• What the task requires: Below are records; please give the number of their lines that contain the string "compte", and only that number.

• Input records:
++++++++++++++++++++
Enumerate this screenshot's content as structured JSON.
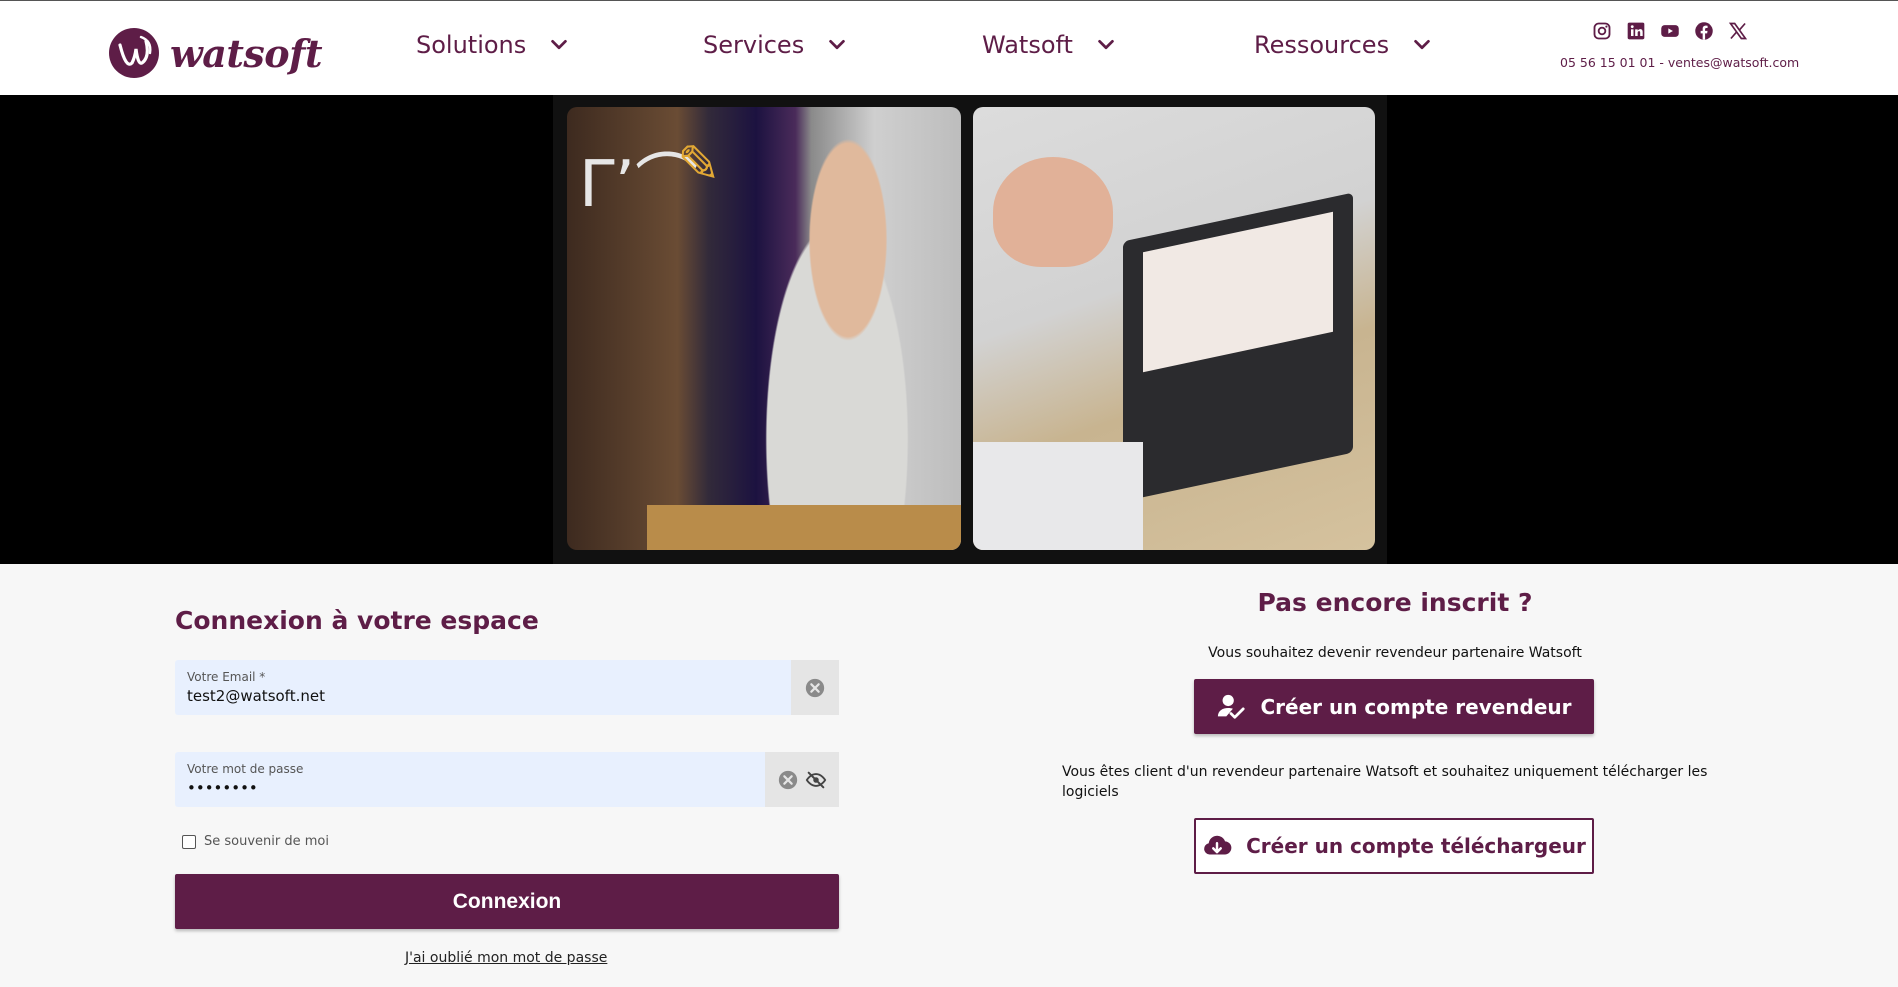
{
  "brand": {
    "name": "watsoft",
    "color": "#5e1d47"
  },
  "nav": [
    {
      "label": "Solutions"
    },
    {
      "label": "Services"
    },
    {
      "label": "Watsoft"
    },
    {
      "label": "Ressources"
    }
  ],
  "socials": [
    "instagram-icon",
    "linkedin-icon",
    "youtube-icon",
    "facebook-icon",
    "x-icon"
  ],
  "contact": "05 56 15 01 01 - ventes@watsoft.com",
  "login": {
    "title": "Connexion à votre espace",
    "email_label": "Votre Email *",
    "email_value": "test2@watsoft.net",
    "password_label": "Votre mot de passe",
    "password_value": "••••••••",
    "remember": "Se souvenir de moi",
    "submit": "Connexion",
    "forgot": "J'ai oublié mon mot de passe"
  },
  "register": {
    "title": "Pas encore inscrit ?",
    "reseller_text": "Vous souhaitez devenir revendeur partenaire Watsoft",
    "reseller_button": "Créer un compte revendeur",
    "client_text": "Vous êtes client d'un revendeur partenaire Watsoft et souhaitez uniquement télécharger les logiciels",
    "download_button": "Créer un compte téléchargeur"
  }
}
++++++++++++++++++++
• The completed task: 2